### Data about app and page elements
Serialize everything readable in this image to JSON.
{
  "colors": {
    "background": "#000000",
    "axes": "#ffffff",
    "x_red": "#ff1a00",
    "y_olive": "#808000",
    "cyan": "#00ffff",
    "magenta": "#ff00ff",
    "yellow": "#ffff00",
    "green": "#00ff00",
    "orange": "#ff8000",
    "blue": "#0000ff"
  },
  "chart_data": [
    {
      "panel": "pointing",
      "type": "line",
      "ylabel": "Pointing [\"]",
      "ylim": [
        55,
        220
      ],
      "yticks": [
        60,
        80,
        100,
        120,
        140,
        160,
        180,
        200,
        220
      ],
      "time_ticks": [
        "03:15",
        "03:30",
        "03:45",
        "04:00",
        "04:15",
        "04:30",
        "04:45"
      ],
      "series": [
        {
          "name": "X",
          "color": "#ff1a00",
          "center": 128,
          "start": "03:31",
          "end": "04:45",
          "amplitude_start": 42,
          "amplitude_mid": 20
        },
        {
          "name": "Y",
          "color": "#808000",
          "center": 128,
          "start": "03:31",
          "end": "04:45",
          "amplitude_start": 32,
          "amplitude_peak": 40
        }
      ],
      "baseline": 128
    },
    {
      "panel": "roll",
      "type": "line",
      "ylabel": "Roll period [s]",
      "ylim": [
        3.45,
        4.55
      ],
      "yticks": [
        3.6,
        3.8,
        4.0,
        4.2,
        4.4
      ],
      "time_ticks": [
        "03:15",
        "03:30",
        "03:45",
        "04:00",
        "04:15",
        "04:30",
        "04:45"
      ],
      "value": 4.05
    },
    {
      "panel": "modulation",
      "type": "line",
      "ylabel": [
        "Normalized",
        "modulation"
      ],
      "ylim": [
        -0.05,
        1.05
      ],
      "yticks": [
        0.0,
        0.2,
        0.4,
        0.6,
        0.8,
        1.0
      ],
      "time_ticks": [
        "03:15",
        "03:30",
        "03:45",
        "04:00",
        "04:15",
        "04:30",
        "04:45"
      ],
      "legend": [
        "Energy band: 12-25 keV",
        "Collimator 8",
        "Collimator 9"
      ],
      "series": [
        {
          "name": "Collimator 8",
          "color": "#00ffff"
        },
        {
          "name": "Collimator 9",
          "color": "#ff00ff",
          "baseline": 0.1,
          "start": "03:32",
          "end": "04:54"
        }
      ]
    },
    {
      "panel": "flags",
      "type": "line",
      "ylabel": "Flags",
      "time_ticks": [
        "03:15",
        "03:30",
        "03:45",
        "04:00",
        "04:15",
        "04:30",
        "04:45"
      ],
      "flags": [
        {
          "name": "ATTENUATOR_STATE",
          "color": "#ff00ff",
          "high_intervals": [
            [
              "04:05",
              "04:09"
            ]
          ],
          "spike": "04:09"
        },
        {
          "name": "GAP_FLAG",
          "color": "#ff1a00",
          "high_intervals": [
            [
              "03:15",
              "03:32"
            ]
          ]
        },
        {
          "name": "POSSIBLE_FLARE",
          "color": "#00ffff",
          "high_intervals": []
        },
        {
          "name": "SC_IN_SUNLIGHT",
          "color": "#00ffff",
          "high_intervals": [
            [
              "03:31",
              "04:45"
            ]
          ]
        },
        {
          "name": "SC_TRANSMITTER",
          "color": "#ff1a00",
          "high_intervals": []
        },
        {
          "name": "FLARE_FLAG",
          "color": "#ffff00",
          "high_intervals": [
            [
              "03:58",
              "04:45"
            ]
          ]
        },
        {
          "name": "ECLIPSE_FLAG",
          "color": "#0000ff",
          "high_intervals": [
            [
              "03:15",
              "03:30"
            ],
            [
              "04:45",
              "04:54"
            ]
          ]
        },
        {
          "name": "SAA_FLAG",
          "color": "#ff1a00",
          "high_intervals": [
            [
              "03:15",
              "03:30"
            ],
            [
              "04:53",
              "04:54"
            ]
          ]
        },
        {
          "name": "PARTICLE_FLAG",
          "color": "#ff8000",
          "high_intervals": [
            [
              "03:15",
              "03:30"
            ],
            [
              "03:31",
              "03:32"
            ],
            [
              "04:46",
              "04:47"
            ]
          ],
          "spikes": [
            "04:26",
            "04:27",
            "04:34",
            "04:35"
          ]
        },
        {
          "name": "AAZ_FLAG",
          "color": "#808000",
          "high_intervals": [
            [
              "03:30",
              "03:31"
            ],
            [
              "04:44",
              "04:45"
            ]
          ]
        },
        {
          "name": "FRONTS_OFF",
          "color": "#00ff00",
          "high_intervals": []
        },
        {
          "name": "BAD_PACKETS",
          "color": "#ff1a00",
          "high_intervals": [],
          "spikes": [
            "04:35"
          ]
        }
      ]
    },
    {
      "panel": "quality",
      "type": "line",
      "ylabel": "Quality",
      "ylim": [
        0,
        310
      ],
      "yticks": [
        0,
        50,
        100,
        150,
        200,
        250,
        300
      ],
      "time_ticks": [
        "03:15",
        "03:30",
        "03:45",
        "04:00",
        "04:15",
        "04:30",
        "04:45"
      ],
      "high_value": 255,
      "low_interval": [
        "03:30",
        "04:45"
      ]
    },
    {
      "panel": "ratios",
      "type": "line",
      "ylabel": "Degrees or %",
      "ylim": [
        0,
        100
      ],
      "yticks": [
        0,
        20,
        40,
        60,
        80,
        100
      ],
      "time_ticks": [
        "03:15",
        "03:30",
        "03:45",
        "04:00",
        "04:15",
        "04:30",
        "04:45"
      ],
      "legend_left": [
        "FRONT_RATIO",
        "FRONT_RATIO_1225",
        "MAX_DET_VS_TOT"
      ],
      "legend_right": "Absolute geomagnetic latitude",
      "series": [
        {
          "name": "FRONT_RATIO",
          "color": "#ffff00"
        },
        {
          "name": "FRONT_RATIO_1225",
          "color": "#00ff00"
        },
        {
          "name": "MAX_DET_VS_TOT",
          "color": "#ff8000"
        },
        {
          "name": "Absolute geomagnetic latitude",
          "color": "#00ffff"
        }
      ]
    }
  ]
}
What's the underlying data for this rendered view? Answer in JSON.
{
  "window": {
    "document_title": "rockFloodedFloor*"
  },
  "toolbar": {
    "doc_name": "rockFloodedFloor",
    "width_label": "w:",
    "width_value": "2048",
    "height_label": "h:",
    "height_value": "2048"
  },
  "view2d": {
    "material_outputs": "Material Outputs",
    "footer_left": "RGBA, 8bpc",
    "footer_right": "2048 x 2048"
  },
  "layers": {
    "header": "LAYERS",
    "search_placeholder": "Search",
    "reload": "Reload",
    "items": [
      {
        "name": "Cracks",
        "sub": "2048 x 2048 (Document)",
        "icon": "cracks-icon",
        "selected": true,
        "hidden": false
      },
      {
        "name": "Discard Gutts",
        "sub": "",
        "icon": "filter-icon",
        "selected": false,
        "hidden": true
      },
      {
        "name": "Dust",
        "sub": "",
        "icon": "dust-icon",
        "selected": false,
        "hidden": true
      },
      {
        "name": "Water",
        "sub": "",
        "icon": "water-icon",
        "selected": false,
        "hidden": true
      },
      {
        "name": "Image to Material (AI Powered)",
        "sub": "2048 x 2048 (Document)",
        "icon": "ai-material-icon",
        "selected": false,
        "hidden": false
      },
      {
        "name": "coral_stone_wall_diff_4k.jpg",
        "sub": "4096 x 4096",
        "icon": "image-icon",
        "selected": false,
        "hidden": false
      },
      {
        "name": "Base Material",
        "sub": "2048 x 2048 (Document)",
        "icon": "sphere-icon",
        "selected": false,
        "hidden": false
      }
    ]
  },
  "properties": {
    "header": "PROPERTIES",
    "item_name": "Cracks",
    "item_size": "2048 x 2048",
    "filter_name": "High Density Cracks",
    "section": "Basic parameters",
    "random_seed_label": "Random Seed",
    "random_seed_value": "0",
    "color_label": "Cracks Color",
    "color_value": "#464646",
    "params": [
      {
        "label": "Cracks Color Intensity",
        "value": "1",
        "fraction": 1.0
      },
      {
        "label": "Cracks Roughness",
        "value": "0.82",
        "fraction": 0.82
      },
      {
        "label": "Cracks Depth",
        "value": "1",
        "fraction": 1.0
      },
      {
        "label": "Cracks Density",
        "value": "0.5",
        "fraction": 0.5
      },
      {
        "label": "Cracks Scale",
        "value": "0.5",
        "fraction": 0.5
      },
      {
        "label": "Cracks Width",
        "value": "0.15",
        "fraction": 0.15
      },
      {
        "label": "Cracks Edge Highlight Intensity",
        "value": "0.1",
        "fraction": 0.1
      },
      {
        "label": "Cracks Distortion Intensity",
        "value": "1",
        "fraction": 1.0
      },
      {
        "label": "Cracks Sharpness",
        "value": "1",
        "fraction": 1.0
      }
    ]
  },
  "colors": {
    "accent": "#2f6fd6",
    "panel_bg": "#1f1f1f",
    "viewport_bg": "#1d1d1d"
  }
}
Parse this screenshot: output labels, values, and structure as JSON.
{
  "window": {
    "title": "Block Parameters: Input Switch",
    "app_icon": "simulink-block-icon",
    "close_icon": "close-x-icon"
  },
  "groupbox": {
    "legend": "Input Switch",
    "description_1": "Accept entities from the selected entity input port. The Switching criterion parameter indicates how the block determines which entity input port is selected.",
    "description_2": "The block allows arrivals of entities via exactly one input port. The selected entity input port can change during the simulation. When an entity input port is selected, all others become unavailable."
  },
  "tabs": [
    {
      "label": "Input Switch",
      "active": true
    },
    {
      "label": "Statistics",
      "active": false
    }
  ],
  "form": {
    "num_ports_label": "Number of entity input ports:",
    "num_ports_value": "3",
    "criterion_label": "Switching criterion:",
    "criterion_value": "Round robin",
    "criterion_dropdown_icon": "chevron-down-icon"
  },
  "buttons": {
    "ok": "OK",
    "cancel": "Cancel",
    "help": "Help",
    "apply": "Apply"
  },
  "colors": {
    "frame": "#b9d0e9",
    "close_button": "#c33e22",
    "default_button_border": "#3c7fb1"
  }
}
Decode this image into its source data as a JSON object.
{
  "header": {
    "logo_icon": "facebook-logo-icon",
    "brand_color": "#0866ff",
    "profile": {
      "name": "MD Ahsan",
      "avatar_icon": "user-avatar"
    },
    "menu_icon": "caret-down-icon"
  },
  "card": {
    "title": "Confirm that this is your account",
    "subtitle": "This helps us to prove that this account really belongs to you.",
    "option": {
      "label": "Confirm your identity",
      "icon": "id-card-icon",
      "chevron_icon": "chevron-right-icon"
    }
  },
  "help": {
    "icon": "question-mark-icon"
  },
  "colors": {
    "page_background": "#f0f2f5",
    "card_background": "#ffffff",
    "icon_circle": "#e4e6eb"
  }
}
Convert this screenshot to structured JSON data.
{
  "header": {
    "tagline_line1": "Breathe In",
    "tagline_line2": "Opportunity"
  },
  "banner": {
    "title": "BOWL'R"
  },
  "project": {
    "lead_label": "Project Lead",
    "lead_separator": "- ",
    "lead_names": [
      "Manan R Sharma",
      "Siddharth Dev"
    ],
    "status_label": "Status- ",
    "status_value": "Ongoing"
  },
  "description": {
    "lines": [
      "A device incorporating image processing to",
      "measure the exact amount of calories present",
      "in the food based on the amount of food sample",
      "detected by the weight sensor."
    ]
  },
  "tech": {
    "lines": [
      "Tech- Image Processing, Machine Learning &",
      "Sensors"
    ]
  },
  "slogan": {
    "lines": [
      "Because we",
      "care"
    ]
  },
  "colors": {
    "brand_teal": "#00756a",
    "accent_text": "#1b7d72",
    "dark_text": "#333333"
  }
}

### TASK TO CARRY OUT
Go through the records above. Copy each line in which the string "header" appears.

### WRITTEN ANSWER
    "header": "LAYERS",
    "header": "PROPERTIES",
  "header": {
  "header": {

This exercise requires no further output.